--- Extracted information ---

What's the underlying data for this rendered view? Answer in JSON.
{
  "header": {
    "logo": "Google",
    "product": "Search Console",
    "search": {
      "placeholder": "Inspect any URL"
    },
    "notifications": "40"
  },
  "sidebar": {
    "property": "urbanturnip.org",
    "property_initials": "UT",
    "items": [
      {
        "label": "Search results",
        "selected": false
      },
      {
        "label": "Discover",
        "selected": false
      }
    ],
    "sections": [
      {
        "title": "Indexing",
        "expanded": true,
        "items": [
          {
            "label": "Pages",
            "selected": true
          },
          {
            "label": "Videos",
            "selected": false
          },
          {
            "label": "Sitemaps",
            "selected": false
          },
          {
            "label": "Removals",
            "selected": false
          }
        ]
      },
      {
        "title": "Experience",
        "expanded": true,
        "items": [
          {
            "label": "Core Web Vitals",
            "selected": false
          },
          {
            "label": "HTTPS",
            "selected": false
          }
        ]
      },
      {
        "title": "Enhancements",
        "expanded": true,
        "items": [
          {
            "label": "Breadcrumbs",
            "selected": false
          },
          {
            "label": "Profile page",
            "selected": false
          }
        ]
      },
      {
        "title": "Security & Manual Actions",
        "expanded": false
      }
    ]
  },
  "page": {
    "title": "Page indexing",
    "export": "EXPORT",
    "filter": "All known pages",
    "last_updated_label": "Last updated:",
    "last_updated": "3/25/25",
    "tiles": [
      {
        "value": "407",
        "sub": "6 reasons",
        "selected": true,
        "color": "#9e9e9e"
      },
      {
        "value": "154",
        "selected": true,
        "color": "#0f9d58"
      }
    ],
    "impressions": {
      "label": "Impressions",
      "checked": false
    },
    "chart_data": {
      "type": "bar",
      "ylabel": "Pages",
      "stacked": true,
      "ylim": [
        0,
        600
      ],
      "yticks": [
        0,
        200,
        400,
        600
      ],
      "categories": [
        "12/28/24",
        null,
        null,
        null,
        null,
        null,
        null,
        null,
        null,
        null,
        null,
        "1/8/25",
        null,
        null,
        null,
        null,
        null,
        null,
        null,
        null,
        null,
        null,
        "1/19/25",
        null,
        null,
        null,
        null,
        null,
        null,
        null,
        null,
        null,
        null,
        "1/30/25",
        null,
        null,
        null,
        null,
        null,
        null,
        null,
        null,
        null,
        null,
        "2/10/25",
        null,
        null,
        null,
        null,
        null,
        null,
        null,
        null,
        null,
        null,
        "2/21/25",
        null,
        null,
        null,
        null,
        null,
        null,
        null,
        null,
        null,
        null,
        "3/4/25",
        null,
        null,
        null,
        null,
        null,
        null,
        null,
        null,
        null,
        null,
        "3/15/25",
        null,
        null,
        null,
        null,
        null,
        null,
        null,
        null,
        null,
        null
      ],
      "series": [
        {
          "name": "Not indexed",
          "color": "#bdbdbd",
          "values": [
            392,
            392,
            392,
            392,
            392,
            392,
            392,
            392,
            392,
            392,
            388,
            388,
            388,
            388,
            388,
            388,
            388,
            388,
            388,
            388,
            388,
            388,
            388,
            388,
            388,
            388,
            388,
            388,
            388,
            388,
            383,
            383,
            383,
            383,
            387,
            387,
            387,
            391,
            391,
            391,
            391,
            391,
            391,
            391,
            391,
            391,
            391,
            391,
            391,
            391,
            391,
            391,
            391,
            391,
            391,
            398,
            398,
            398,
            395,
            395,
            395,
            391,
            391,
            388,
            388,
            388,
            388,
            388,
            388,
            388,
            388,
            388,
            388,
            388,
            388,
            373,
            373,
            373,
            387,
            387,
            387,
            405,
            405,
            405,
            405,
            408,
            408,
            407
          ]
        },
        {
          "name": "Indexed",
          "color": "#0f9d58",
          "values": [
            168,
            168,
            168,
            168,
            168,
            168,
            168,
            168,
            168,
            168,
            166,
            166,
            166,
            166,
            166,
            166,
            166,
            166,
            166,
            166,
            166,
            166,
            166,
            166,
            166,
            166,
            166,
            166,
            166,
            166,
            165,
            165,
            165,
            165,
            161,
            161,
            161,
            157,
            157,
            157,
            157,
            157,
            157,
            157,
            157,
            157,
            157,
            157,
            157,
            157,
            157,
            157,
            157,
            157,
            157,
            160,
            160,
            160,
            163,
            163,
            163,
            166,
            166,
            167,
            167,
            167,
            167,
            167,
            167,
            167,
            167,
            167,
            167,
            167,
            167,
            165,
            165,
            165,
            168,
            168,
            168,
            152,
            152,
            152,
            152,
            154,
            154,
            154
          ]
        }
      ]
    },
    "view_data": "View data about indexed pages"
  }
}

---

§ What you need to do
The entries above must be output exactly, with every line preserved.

§ Exercise answer
What's the underlying data for this rendered view? Answer in JSON.
{
  "header": {
    "logo": "Google",
    "product": "Search Console",
    "search": {
      "placeholder": "Inspect any URL"
    },
    "notifications": "40"
  },
  "sidebar": {
    "property": "urbanturnip.org",
    "property_initials": "UT",
    "items": [
      {
        "label": "Search results",
        "selected": false
      },
      {
        "label": "Discover",
        "selected": false
      }
    ],
    "sections": [
      {
        "title": "Indexing",
        "expanded": true,
        "items": [
          {
            "label": "Pages",
            "selected": true
          },
          {
            "label": "Videos",
            "selected": false
          },
          {
            "label": "Sitemaps",
            "selected": false
          },
          {
            "label": "Removals",
            "selected": false
          }
        ]
      },
      {
        "title": "Experience",
        "expanded": true,
        "items": [
          {
            "label": "Core Web Vitals",
            "selected": false
          },
          {
            "label": "HTTPS",
            "selected": false
          }
        ]
      },
      {
        "title": "Enhancements",
        "expanded": true,
        "items": [
          {
            "label": "Breadcrumbs",
            "selected": false
          },
          {
            "label": "Profile page",
            "selected": false
          }
        ]
      },
      {
        "title": "Security & Manual Actions",
        "expanded": false
      }
    ]
  },
  "page": {
    "title": "Page indexing",
    "export": "EXPORT",
    "filter": "All known pages",
    "last_updated_label": "Last updated:",
    "last_updated": "3/25/25",
    "tiles": [
      {
        "value": "407",
        "sub": "6 reasons",
        "selected": true,
        "color": "#9e9e9e"
      },
      {
        "value": "154",
        "selected": true,
        "color": "#0f9d58"
      }
    ],
    "impressions": {
      "label": "Impressions",
      "checked": false
    },
    "chart_data": {
      "type": "bar",
      "ylabel": "Pages",
      "stacked": true,
      "ylim": [
        0,
        600
      ],
      "yticks": [
        0,
        200,
        400,
        600
      ],
      "categories": [
        "12/28/24",
        null,
        null,
        null,
        null,
        null,
        null,
        null,
        null,
        null,
        null,
        "1/8/25",
        null,
        null,
        null,
        null,
        null,
        null,
        null,
        null,
        null,
        null,
        "1/19/25",
        null,
        null,
        null,
        null,
        null,
        null,
        null,
        null,
        null,
        null,
        "1/30/25",
        null,
        null,
        null,
        null,
        null,
        null,
        null,
        null,
        null,
        null,
        "2/10/25",
        null,
        null,
        null,
        null,
        null,
        null,
        null,
        null,
        null,
        null,
        "2/21/25",
        null,
        null,
        null,
        null,
        null,
        null,
        null,
        null,
        null,
        null,
        "3/4/25",
        null,
        null,
        null,
        null,
        null,
        null,
        null,
        null,
        null,
        null,
        "3/15/25",
        null,
        null,
        null,
        null,
        null,
        null,
        null,
        null,
        null,
        null
      ],
      "series": [
        {
          "name": "Not indexed",
          "color": "#bdbdbd",
          "values": [
            392,
            392,
            392,
            392,
            392,
            392,
            392,
            392,
            392,
            392,
            388,
            388,
            388,
            388,
            388,
            388,
            388,
            388,
            388,
            388,
            388,
            388,
            388,
            388,
            388,
            388,
            388,
            388,
            388,
            388,
            383,
            383,
            383,
            383,
            387,
            387,
            387,
            391,
            391,
            391,
            391,
            391,
            391,
            391,
            391,
            391,
            391,
            391,
            391,
            391,
            391,
            391,
            391,
            391,
            391,
            398,
            398,
            398,
            395,
            395,
            395,
            391,
            391,
            388,
            388,
            388,
            388,
            388,
            388,
            388,
            388,
            388,
            388,
            388,
            388,
            373,
            373,
            373,
            387,
            387,
            387,
            405,
            405,
            405,
            405,
            408,
            408,
            407
          ]
        },
        {
          "name": "Indexed",
          "color": "#0f9d58",
          "values": [
            168,
            168,
            168,
            168,
            168,
            168,
            168,
            168,
            168,
            168,
            166,
            166,
            166,
            166,
            166,
            166,
            166,
            166,
            166,
            166,
            166,
            166,
            166,
            166,
            166,
            166,
            166,
            166,
            166,
            166,
            165,
            165,
            165,
            165,
            161,
            161,
            161,
            157,
            157,
            157,
            157,
            157,
            157,
            157,
            157,
            157,
            157,
            157,
            157,
            157,
            157,
            157,
            157,
            157,
            157,
            160,
            160,
            160,
            163,
            163,
            163,
            166,
            166,
            167,
            167,
            167,
            167,
            167,
            167,
            167,
            167,
            167,
            167,
            167,
            167,
            165,
            165,
            165,
            168,
            168,
            168,
            152,
            152,
            152,
            152,
            154,
            154,
            154
          ]
        }
      ]
    },
    "view_data": "View data about indexed pages"
  }
}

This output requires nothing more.